**TASK DIRECTIONS:**
Down to the last line, repeat the data below exactly.

(Data records for software interfaces)

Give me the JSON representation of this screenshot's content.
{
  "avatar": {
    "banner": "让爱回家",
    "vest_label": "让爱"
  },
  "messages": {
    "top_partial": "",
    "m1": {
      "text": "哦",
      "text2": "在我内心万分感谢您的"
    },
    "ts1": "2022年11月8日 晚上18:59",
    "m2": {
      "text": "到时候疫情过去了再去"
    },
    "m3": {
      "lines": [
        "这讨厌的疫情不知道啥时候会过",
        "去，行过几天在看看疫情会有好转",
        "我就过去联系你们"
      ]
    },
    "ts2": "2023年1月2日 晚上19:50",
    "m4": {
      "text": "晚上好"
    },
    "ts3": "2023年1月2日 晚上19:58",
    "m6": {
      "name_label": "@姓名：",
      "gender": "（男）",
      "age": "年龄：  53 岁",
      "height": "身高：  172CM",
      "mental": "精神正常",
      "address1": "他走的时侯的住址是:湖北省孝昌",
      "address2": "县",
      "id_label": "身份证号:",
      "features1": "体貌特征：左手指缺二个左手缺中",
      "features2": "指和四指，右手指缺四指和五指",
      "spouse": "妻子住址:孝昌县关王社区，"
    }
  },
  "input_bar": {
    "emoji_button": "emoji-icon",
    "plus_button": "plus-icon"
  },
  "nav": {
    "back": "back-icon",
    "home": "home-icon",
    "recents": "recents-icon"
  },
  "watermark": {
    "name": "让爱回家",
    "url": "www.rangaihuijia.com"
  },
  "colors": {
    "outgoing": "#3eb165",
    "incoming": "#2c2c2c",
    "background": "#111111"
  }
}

**WRITTEN SOLUTION:**
Give me the JSON representation of this screenshot's content.
{
  "avatar": {
    "banner": "让爱回家",
    "vest_label": "让爱"
  },
  "messages": {
    "top_partial": "",
    "m1": {
      "text": "哦",
      "text2": "在我内心万分感谢您的"
    },
    "ts1": "2022年11月8日 晚上18:59",
    "m2": {
      "text": "到时候疫情过去了再去"
    },
    "m3": {
      "lines": [
        "这讨厌的疫情不知道啥时候会过",
        "去，行过几天在看看疫情会有好转",
        "我就过去联系你们"
      ]
    },
    "ts2": "2023年1月2日 晚上19:50",
    "m4": {
      "text": "晚上好"
    },
    "ts3": "2023年1月2日 晚上19:58",
    "m6": {
      "name_label": "@姓名：",
      "gender": "（男）",
      "age": "年龄：  53 岁",
      "height": "身高：  172CM",
      "mental": "精神正常",
      "address1": "他走的时侯的住址是:湖北省孝昌",
      "address2": "县",
      "id_label": "身份证号:",
      "features1": "体貌特征：左手指缺二个左手缺中",
      "features2": "指和四指，右手指缺四指和五指",
      "spouse": "妻子住址:孝昌县关王社区，"
    }
  },
  "input_bar": {
    "emoji_button": "emoji-icon",
    "plus_button": "plus-icon"
  },
  "nav": {
    "back": "back-icon",
    "home": "home-icon",
    "recents": "recents-icon"
  },
  "watermark": {
    "name": "让爱回家",
    "url": "www.rangaihuijia.com"
  },
  "colors": {
    "outgoing": "#3eb165",
    "incoming": "#2c2c2c",
    "background": "#111111"
  }
}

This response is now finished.